A Heroic Collection
True-to-life heroes--real people who've accomplished attainable yet noteworthy things. This book holds a timeless and intriguing premise. (Particularly in a youth market so thoroughly saturated with fictitious super heroes.)
While the title led me to expect said heroes would be derived from the male sex, sixteen women actually make an appearance within this book; including Mother Theresa, Harper Lee, and Harriet Tubman. The diversity is vast--as are the eras these chosen figures were born into. Said "Heroes" range from politicians and religious figures to athletes, entertainers, and activists. The author even indulges in a bit of sentimentality by including a section for both his own mother and grandfather.

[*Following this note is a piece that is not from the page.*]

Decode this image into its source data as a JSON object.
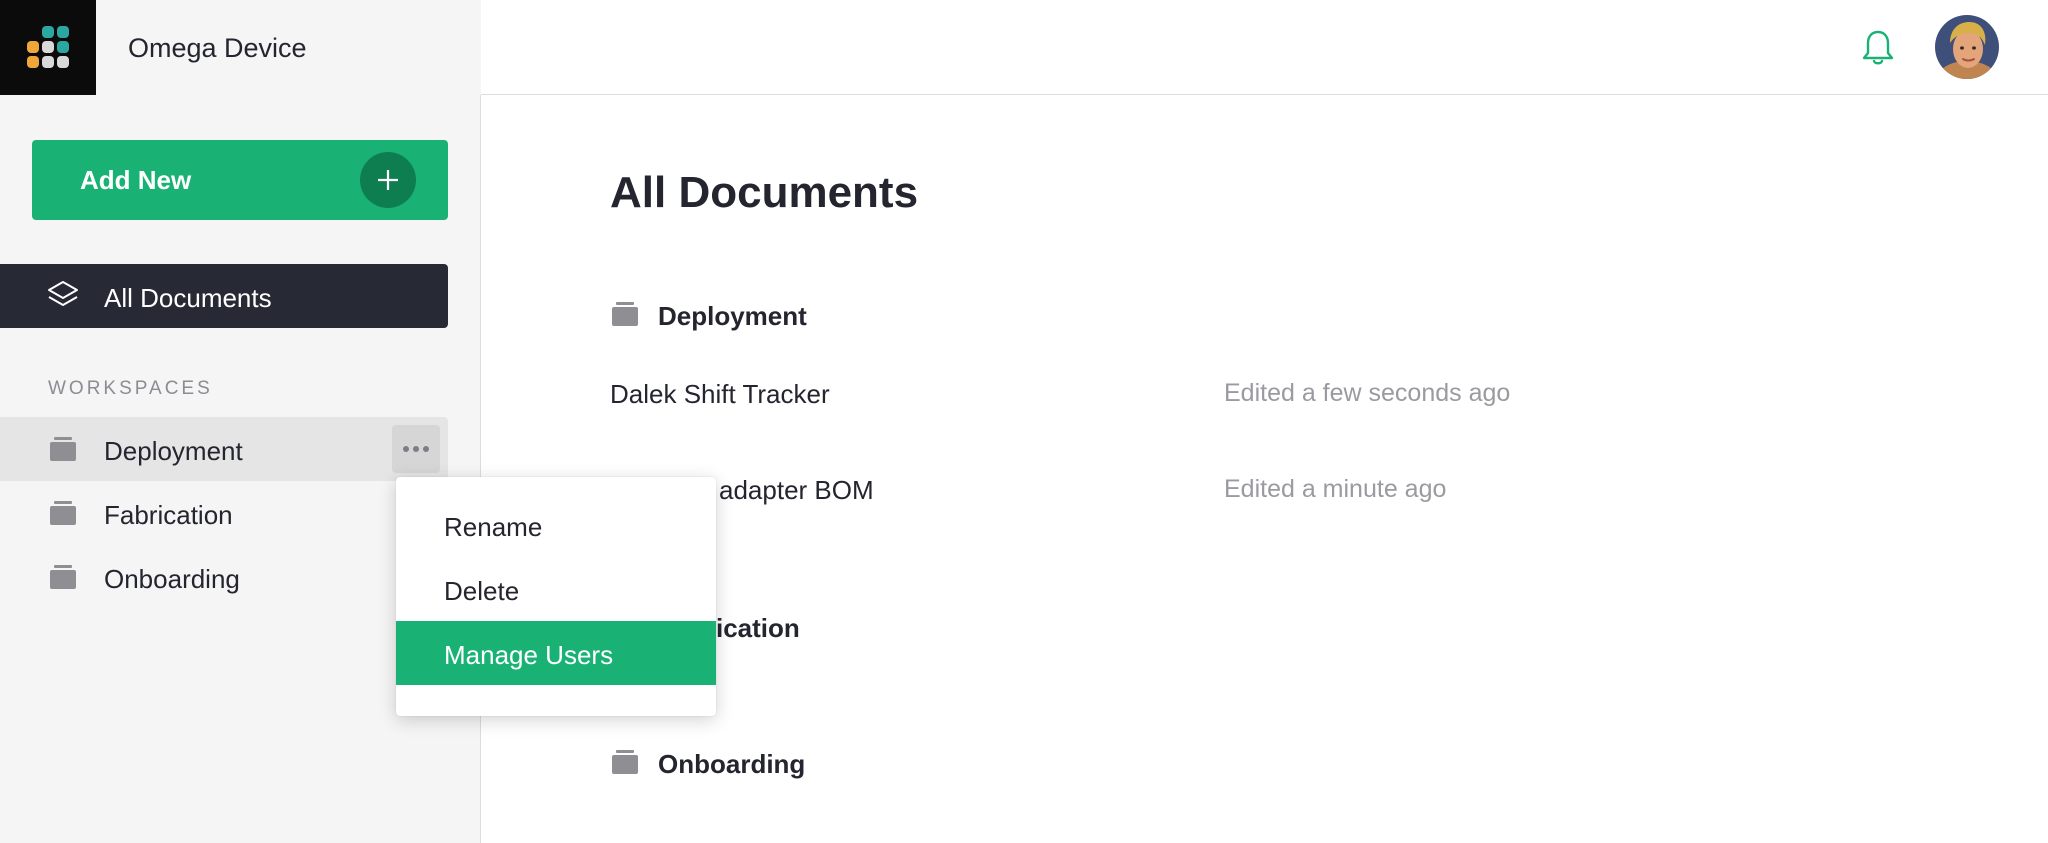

Coming in at a total of 52 two-page spreads, this work presents a wide range of individuals (and two team duos) who have left an indelible mark on the world. The layout consists of a black & white picture of said hero or hero team, a tribute explanation, and a quote. Three blank, lined pages at the back encourage readers to write down their own personal hero's story, and leaves a designated place for said hero's picture. (I'm guessing this book must have preceded 'Heroes For My Daughter,' as that one has seven pages dedicated to this, along with a higher number of hero bios.)
The book is very closely tied to its counterpart, Heroes For My Daughter. Perhaps a little too closely--as there is exact cut-and-paste overlap in several of the hero bios between them. Mahatma Gandhi, Lucille Ball, Eleanor Roosevelt, Amelia Earhart, Rosa Parks, Abraham Lincoln, and Teri Meltzer at the very least. Although, it is difficult to tell if there are more, as the heroes are listed in no readily discernible order and there is no appendix at the end to aid in searching for them. (And yes, you will note this paragraph of my review is essentially a cut-and-pasted replica of one I used in the aforementioned related book. It seemed only fair.)
The general layout and excessive smallness of font on the right-sided sections tends to give it a more coffee table book feel than children's book. Information provided is fairly brief and superficial, making minimal use of white space in some cases (i.e. the bio on the Wright brothers only amounts to a handful of sentences.) But there is definitely enough potential here to pique one's interest into further research.